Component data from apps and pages
=== Begin Enclosure ===
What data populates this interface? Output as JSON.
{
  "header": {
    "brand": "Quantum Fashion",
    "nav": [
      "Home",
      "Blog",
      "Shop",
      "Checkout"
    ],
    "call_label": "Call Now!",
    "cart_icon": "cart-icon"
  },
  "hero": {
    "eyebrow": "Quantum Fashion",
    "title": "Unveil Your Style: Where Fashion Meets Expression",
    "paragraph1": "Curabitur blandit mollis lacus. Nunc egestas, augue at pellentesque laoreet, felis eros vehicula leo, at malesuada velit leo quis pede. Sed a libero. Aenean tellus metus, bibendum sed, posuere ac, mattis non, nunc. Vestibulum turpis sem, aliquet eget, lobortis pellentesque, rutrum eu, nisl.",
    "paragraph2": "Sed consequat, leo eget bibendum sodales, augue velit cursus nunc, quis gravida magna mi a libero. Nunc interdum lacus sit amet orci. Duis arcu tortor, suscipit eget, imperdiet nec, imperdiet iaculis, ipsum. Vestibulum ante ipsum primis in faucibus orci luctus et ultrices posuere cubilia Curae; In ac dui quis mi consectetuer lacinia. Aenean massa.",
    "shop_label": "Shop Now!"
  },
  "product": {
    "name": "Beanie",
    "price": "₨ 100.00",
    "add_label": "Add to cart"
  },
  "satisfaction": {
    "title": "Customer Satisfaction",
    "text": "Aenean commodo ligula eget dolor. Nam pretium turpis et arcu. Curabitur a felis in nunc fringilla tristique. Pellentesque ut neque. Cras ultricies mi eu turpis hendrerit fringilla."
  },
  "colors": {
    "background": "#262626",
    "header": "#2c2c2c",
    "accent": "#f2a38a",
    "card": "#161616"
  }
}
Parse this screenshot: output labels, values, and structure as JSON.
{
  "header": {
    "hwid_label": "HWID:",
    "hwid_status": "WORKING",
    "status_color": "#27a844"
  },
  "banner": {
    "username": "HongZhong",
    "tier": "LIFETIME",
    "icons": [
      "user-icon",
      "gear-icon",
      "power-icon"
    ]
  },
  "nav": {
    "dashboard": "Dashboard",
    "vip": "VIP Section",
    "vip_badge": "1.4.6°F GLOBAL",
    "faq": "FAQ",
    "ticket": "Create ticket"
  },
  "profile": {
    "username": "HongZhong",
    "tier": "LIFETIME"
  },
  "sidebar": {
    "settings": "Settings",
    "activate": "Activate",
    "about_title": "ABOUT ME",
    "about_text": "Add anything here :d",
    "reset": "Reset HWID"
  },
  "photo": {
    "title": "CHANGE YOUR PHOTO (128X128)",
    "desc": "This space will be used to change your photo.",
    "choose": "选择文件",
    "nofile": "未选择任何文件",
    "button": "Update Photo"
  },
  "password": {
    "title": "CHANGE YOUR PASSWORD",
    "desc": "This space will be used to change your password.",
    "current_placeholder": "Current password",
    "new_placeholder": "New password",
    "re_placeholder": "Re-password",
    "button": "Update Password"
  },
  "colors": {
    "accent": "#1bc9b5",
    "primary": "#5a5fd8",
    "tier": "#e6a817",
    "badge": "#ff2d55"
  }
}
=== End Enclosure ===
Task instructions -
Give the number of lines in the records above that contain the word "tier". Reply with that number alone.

Output for this task -
3